NEW YORK Philadelphia is taking an unprecedented step in its courtship of gay travelers by airing the first television spot by a U.S. city aimed at that demographic.
The city has appealed to the gay market before. In November, it ran two print ads that depicted Betsy Ross stitching a rainbow flag—a symbol of gay pride—and Ben Franklin flying a rainbow kite.
"There's been a ton of municipalities at this point [that] have done gay marketing, but none of them have gone into TV," said Mike Wilke, founder of Commercial Closet, a nonprofit association and Web site that monitors the way gays and lesbians are portrayed in advertising.
While gay cruise lines RSVP and Olivia employed TV ads in 1998 and 1997, few travel or destination sponsors have used spots to speak to a gay audience. Wilke pointed to last year's Orbitz campaign by Young & Rubicam, which used marionettes to depict male and female business associates admiring the view from their hotel room. While she points to the scenery, he admires a man lounging poolside.

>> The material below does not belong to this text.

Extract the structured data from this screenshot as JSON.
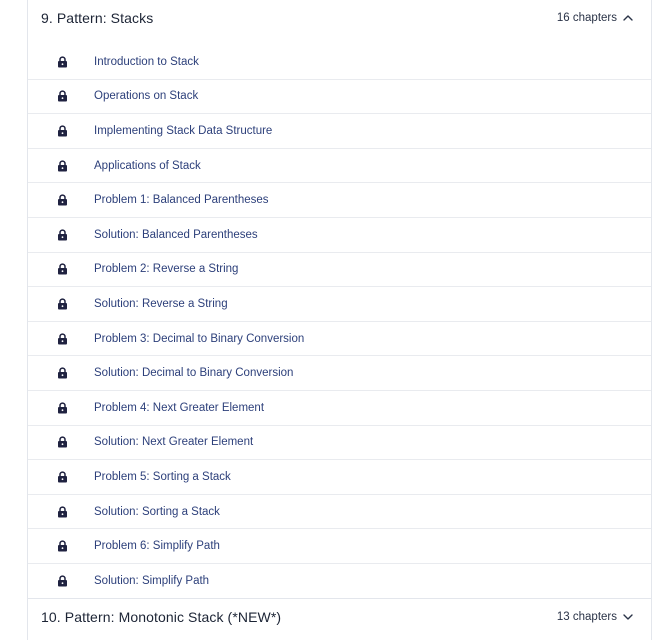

In the spot from the Greater Philadelphia Tourism Marketing Corp., a Colonial-era man writes to his love by candlelight. He beseeches the object of his affection to "Journey to Independence Hall, where we will be at liberty to meet this Monday." The scene cuts to the landmark, where the writer waits for his beloved, flowers in hand. A young woman approaches, but he ignores her and lights up at the sight of his boyfriend. An announcer says, "Philadelphia and its countryside has a long history of making everyone feel welcome and free." The campaign tag remains, "Come to Philadelphia. Get your history straight and your night life gay."
"They've gone beyond the 'Come visit us, we're gay friendly,' appeal and focused on what distinguishes Philadelphia from Provincetown or Key West—the long history," Wilke said. "That should appeal to gay people as well as straight people."
The spot, by the Altus Group in Philadelphia, is part of a $2 million campaign that also supports three general-market ads, eight radio commercials and outdoor messages. The TV work will bow in mid-June on Comcast cable channels and run through the summer, said client rep Cara Schneider.
"We're unsure of how people are going to react to this. We know we're going to get beat up by some people," said Schneider, who added that the corporation has no intention of retreating from what it sees as an important step in attracting gay travelers. "We're allowed to see how it goes and take a pulse."
The organization is looking for a third-party endorser to sponsor an extended run and other marketing, Schneider said.